x
Breaking News
More () »

Gennesaret RV clinic back to helping homeless after more than a year away

After a year off due to the pandemic, Gennesaret's mobile clinic is ready to help Indianapolis' homeless population.

INDIANAPOLIS — It's taken a lot of hard work but Gennesaret's mobile doctor's office is ready to hit the streets again.

“There’s a lot of homeless in Indianapolis in areas that some people don’t even know about, so it’s our goal to take it and create the biggest community outreach that we can," said Notre Dame student Kyle McAvoy, who is behind the RV's resurrection.

After a year off due to the pandemic, Gennesaret's mobile clinic is ready to help Indianapolis' homeless population.

“Our mission is to offer free, quality, patient-centered health care to that population," McAvoy said. 

“We realized that we had all these patients that were counting on Gennesaret for their life-saving medications," said Gennesaret's Free Clinics Executive Director Theresa Patterson. "Their blood pressure meds, their diabetes meds, and we had to figure out how to continue to deliver that care to those patients.” 

McAvoy, who's worked on the RV all summer, is an Indianapolis-area native himself.

“It’s incredibly rewarding, to say the least," he said. "It’s honestly awesome when you volunteer and put yourself in this position, you’re going out to feel that you’ll help someone else but many times after you hear these people’s life stories, their perspectives on life, you feel you get more out of it than what you were even trying to put in.” 

Inside the RV, you'll find a functioning doctor's office.

"We try to see patients at a very fast rate.
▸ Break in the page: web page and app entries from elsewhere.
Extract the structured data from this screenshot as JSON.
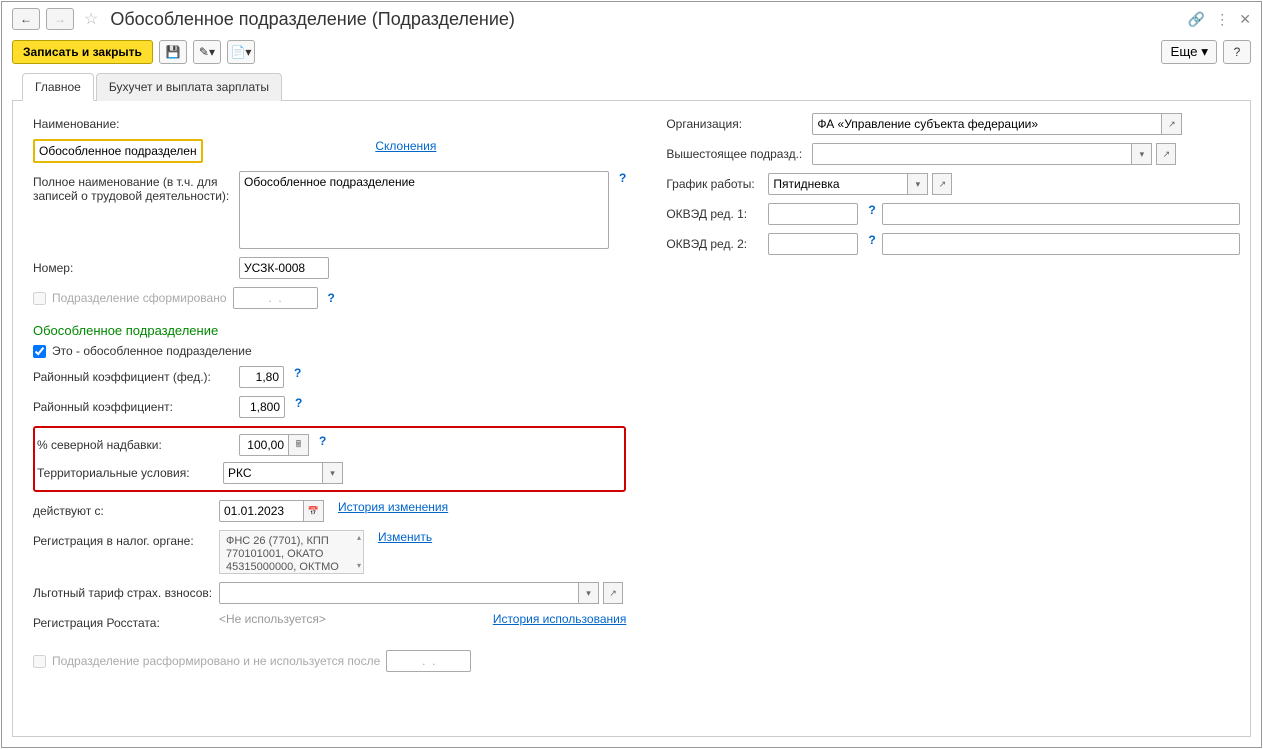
{
  "title": "Обособленное подразделение (Подразделение)",
  "toolbar": {
    "save_close": "Записать и закрыть",
    "more": "Еще"
  },
  "tabs": {
    "main": "Главное",
    "accounting": "Бухучет и выплата зарплаты"
  },
  "left": {
    "name_label": "Наименование:",
    "name_value": "Обособленное подразделение",
    "declensions": "Склонения",
    "fullname_label": "Полное наименование (в т.ч. для записей о трудовой деятельности):",
    "fullname_value": "Обособленное подразделение",
    "number_label": "Номер:",
    "number_value": "УСЗК-0008",
    "formed_label": "Подразделение сформировано",
    "formed_date": ".  .",
    "section_title": "Обособленное подразделение",
    "is_separate_label": "Это - обособленное подразделение",
    "coef_fed_label": "Районный коэффициент (фед.):",
    "coef_fed_value": "1,80",
    "coef_label": "Районный коэффициент:",
    "coef_value": "1,800",
    "north_pct_label": "% северной надбавки:",
    "north_pct_value": "100,00",
    "terr_label": "Территориальные условия:",
    "terr_value": "РКС",
    "valid_from_label": "действуют с:",
    "valid_from_value": "01.01.2023",
    "history_link": "История изменения",
    "tax_reg_label": "Регистрация в налог. органе:",
    "tax_reg_value": "ФНС 26 (7701), КПП 770101001, ОКАТО 45315000000, ОКТМО",
    "change_link": "Изменить",
    "tarif_label": "Льготный тариф страх. взносов:",
    "rosstat_label": "Регистрация Росстата:",
    "rosstat_value": "<Не используется>",
    "usage_history": "История использования",
    "disbanded_label": "Подразделение расформировано и не используется после",
    "disbanded_date": ".  ."
  },
  "right": {
    "org_label": "Организация:",
    "org_value": "ФА «Управление субъекта федерации»",
    "parent_label": "Вышестоящее подразд.:",
    "schedule_label": "График работы:",
    "schedule_value": "Пятидневка",
    "okved1_label": "ОКВЭД ред. 1:",
    "okved2_label": "ОКВЭД ред. 2:"
  }
}
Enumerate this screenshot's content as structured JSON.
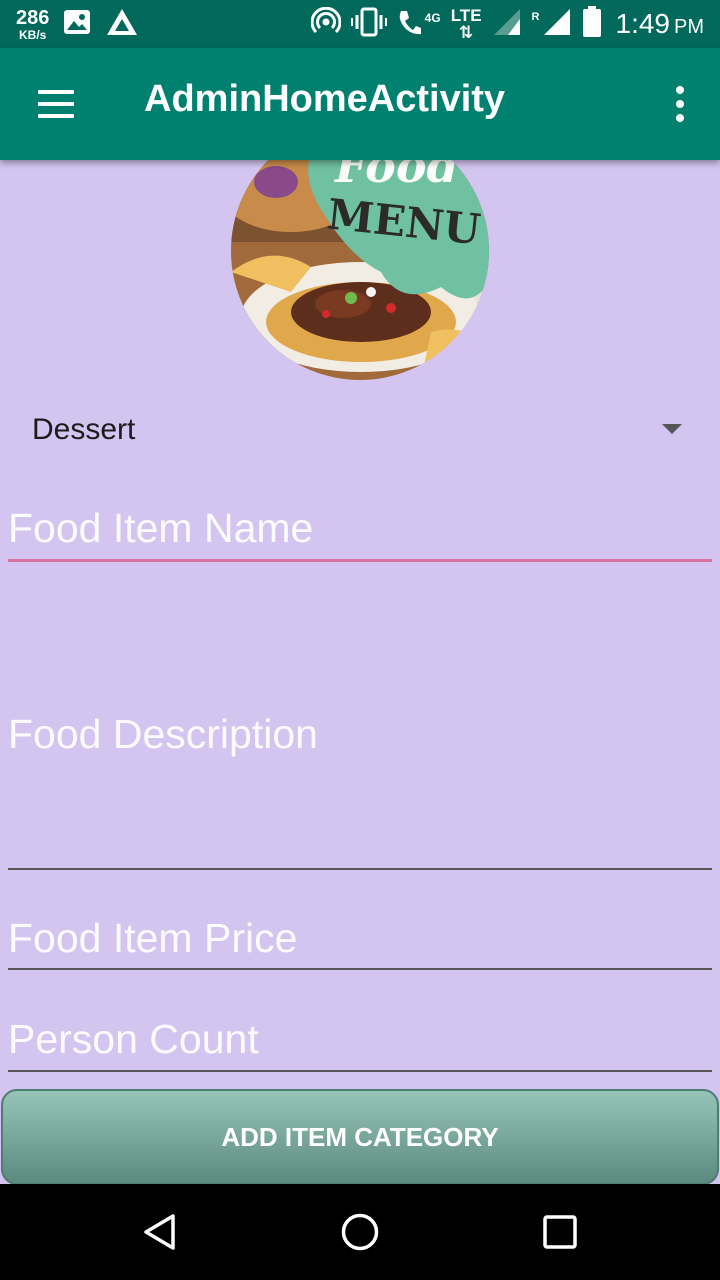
{
  "status_bar": {
    "net_speed_value": "286",
    "net_speed_unit": "KB/s",
    "network_4g": "4G",
    "network_lte": "LTE",
    "roaming": "R",
    "time": "1:49",
    "ampm": "PM"
  },
  "app_bar": {
    "title": "AdminHomeActivity"
  },
  "image": {
    "sign_text_top": "Food",
    "sign_text_bottom": "MENU"
  },
  "spinner": {
    "selected": "Dessert"
  },
  "form": {
    "name_placeholder": "Food Item Name",
    "description_placeholder": "Food Description",
    "price_placeholder": "Food Item Price",
    "count_placeholder": "Person Count"
  },
  "button": {
    "label": "ADD ITEM CATEGORY"
  },
  "colors": {
    "status_bar": "#00695c",
    "app_bar": "#00806f",
    "background": "#d3c5ef",
    "focused_underline": "#d6759f"
  },
  "icons": [
    "photo-icon",
    "drive-icon",
    "hotspot-icon",
    "vibrate-icon",
    "wifi-calling-icon",
    "signal-icon",
    "battery-icon",
    "menu-icon",
    "overflow-icon",
    "back-icon",
    "home-icon",
    "recents-icon"
  ]
}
We have one in the exam room and then technically one on deck, so one with our nurse taking their vitals out there just so we can keep it a quick process," McAvoy said.

The most important part is the health care travels to the patients.

“It’s been a big deal to figure out where to take it," Patterson said. "Using data, spending time in the office, making phone calls and trying to figure out where it makes sense to get this thing rolling to. He has done a lot of work in a really short amount of time and really has made this program operational again.” 

“We have clinics stationed around Indianapolis, but the main goal of the mobile clinic is to take it where others that can’t be reached can get reached," McAvoy said. 

Gennesaret said its mobile clinic can see about 20 patients an hour.